• WHAT IS REQUIRED:
Run through the records and show each line that includes the string "More".

▽

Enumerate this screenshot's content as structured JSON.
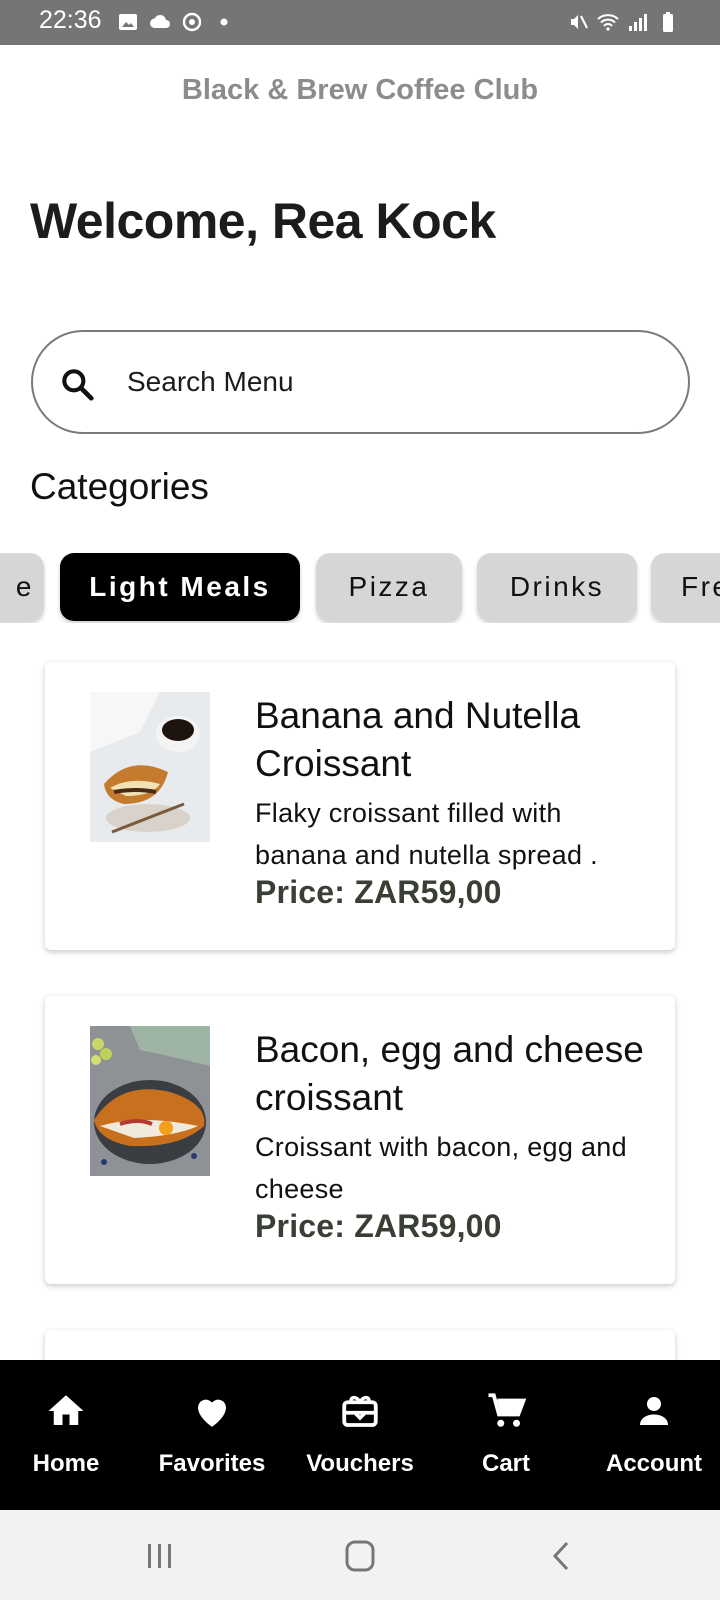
{
  "status_bar": {
    "time": "22:36",
    "left_icons": [
      "image-icon",
      "cloud-icon",
      "sync-icon",
      "dot-icon"
    ],
    "right_icons": [
      "mute-icon",
      "wifi-icon",
      "signal-icon",
      "battery-icon"
    ]
  },
  "header": {
    "app_title": "Black & Brew Coffee Club",
    "welcome": "Welcome, Rea Kock"
  },
  "search": {
    "placeholder": "Search Menu",
    "icon": "search-icon"
  },
  "categories": {
    "title": "Categories",
    "chips": [
      {
        "label": "e",
        "active": false
      },
      {
        "label": "Light Meals",
        "active": true
      },
      {
        "label": "Pizza",
        "active": false
      },
      {
        "label": "Drinks",
        "active": false
      },
      {
        "label": "Fre",
        "active": false
      }
    ]
  },
  "products": [
    {
      "name": "Banana and Nutella Croissant",
      "description": "Flaky croissant filled with banana and nutella spread .",
      "price": "Price: ZAR59,00"
    },
    {
      "name": "Bacon, egg and cheese croissant",
      "description": "Croissant with bacon, egg and cheese",
      "price": "Price: ZAR59,00"
    }
  ],
  "bottom_nav": [
    {
      "label": "Home",
      "icon": "home-icon"
    },
    {
      "label": "Favorites",
      "icon": "heart-icon"
    },
    {
      "label": "Vouchers",
      "icon": "gift-card-icon"
    },
    {
      "label": "Cart",
      "icon": "cart-icon"
    },
    {
      "label": "Account",
      "icon": "person-icon"
    }
  ],
  "system_nav": [
    "recents-icon",
    "home-circle-icon",
    "back-icon"
  ],
  "colors": {
    "status_bar": "#757575",
    "accent": "#000000",
    "chip_inactive": "#d6d6d6",
    "price_text": "#3a3f35",
    "app_title": "#8c8c8c"
  }
}
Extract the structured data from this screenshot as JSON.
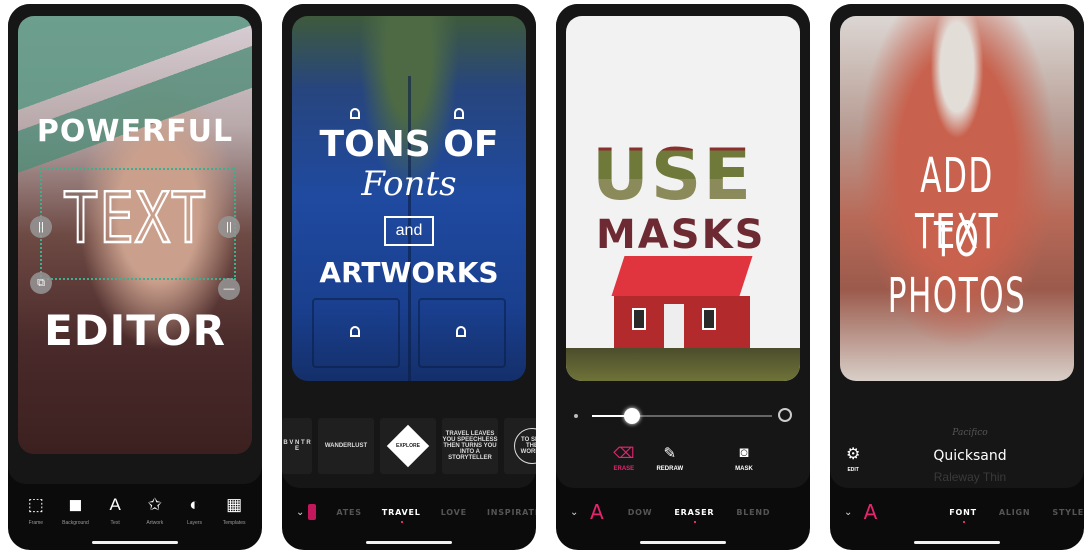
{
  "accent_color": "#e8246f",
  "phones": [
    {
      "headline": {
        "line1": "POWERFUL",
        "line2": "TEXT",
        "line3": "EDITOR"
      },
      "handles": {
        "left": "||",
        "right": "||",
        "bottom_left": "⧉",
        "bottom_right": "—"
      },
      "toolbar": [
        {
          "icon": "frame-icon",
          "glyph": "⬚",
          "label": "Frame"
        },
        {
          "icon": "background-icon",
          "glyph": "◼",
          "label": "Background"
        },
        {
          "icon": "text-icon",
          "glyph": "A",
          "label": "Text"
        },
        {
          "icon": "artwork-icon",
          "glyph": "✩",
          "label": "Artwork"
        },
        {
          "icon": "layers-icon",
          "glyph": "◐",
          "label": "Layers"
        },
        {
          "icon": "templates-icon",
          "glyph": "▦",
          "label": "Templates"
        }
      ]
    },
    {
      "headline": {
        "line1": "TONS OF",
        "line2": "Fonts",
        "line3": "and",
        "line4": "ARTWORKS"
      },
      "artworks": [
        {
          "label": "B V N T R E"
        },
        {
          "label": "WANDERLUST"
        },
        {
          "label": "EXPLORE"
        },
        {
          "label": "TRAVEL LEAVES YOU SPEECHLESS THEN TURNS YOU INTO A STORYTELLER"
        },
        {
          "label": "TO SEE THE WORLD"
        }
      ],
      "tabs": [
        {
          "label": "ATES",
          "active": false
        },
        {
          "label": "TRAVEL",
          "active": true
        },
        {
          "label": "LOVE",
          "active": false
        },
        {
          "label": "INSPIRATI",
          "active": false
        }
      ]
    },
    {
      "headline": {
        "line1": "USE",
        "line2": "MASKS"
      },
      "brush_size": {
        "value_fraction": 0.22
      },
      "tools": [
        {
          "icon": "eraser-icon",
          "glyph": "⌫",
          "label": "ERASE",
          "active": true
        },
        {
          "icon": "pencil-icon",
          "glyph": "✎",
          "label": "REDRAW",
          "active": false
        },
        {
          "icon": "mask-icon",
          "glyph": "◙",
          "label": "MASK",
          "active": false
        }
      ],
      "tabs": [
        {
          "label": "DOW",
          "active": false
        },
        {
          "label": "ERASER",
          "active": true
        },
        {
          "label": "BLEND",
          "active": false
        }
      ]
    },
    {
      "headline": {
        "line1": "ADD TEXT",
        "line2": "TO PHOTOS"
      },
      "edit": {
        "glyph": "⚙",
        "label": "EDIT"
      },
      "fonts": {
        "previous": "Pacifico",
        "current": "Quicksand",
        "next": "Raleway Thin"
      },
      "tabs": [
        {
          "label": "FONT",
          "active": true
        },
        {
          "label": "ALIGN",
          "active": false
        },
        {
          "label": "STYLE",
          "active": false
        }
      ]
    }
  ]
}
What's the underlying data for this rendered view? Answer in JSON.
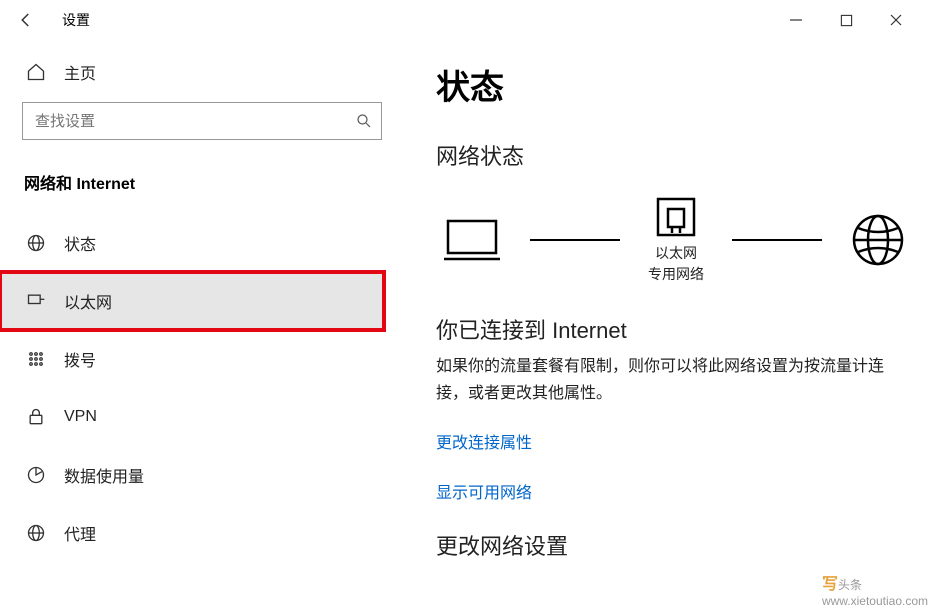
{
  "titlebar": {
    "title": "设置"
  },
  "sidebar": {
    "home": "主页",
    "search_placeholder": "查找设置",
    "section": "网络和 Internet",
    "items": [
      {
        "label": "状态"
      },
      {
        "label": "以太网"
      },
      {
        "label": "拨号"
      },
      {
        "label": "VPN"
      },
      {
        "label": "数据使用量"
      },
      {
        "label": "代理"
      }
    ]
  },
  "main": {
    "heading": "状态",
    "subheading": "网络状态",
    "diagram": {
      "center1": "以太网",
      "center2": "专用网络"
    },
    "connected_title": "你已连接到 Internet",
    "connected_desc": "如果你的流量套餐有限制，则你可以将此网络设置为按流量计连接，或者更改其他属性。",
    "link1": "更改连接属性",
    "link2": "显示可用网络",
    "change_settings": "更改网络设置"
  },
  "watermark": {
    "brand": "写",
    "text": "头条",
    "url": "www.xietoutiao.com"
  }
}
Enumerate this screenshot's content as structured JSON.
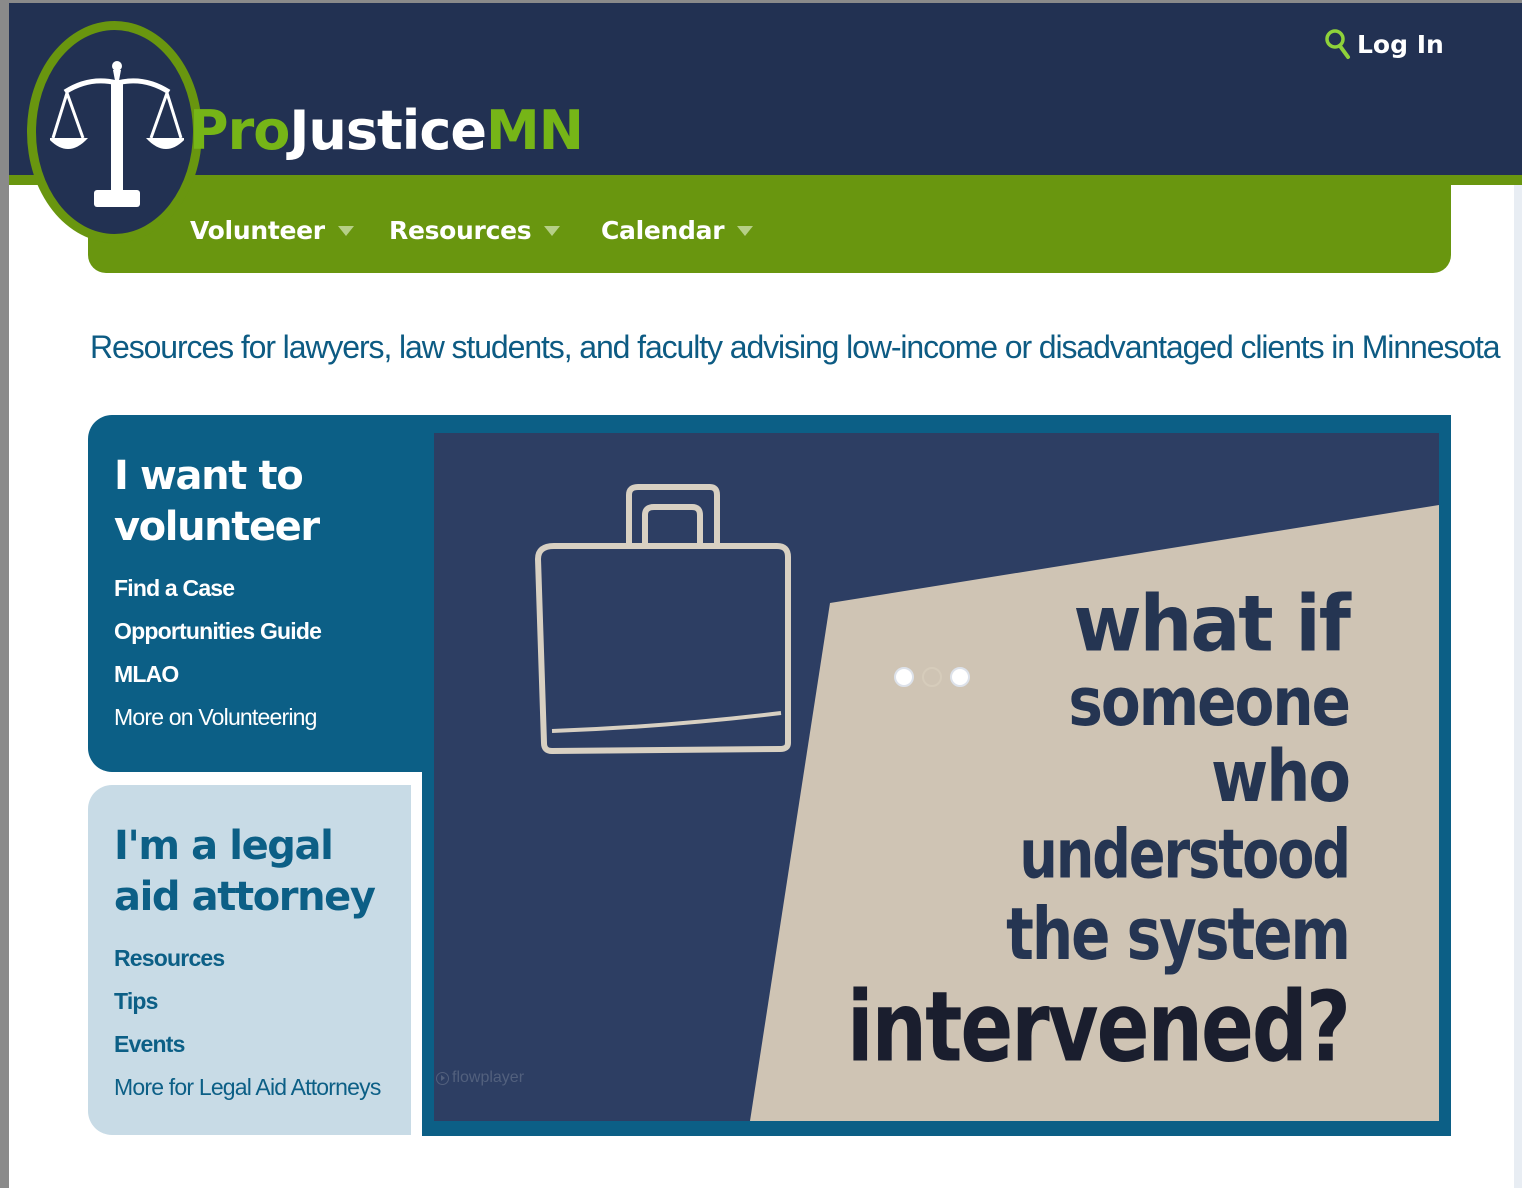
{
  "site": {
    "brand_pro": "Pro",
    "brand_justice": "Justice",
    "brand_mn": "MN",
    "login_label": "Log In",
    "colors": {
      "navy": "#223152",
      "green": "#69960f",
      "bright_green": "#76b517",
      "blue": "#0c5f86",
      "light_blue": "#c8dbe6",
      "tan": "#cfc4b4"
    }
  },
  "nav": {
    "items": [
      {
        "label": "Volunteer"
      },
      {
        "label": "Resources"
      },
      {
        "label": "Calendar"
      }
    ]
  },
  "main": {
    "tagline": "Resources for lawyers, law students, and faculty advising low-income or disadvantaged clients in Minnesota"
  },
  "volunteer_card": {
    "title": "I want to volunteer",
    "links": [
      {
        "label": "Find a Case"
      },
      {
        "label": "Opportunities Guide"
      },
      {
        "label": "MLAO"
      },
      {
        "label": "More on Volunteering"
      }
    ]
  },
  "legal_aid_card": {
    "title": "I'm a legal aid attorney",
    "links": [
      {
        "label": "Resources"
      },
      {
        "label": "Tips"
      },
      {
        "label": "Events"
      },
      {
        "label": "More for Legal Aid Attorneys"
      }
    ]
  },
  "video": {
    "lines": [
      "what if",
      "someone",
      "who",
      "understood",
      "the system",
      "intervened?"
    ],
    "player_label": "flowplayer",
    "icons": {
      "login": "search-icon",
      "logo": "scales-of-justice-icon",
      "video": "briefcase-icon"
    }
  }
}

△

• PROBLEM SOLUTION:
        "label": "More on Volunteering"
        "label": "More for Legal Aid Attorneys"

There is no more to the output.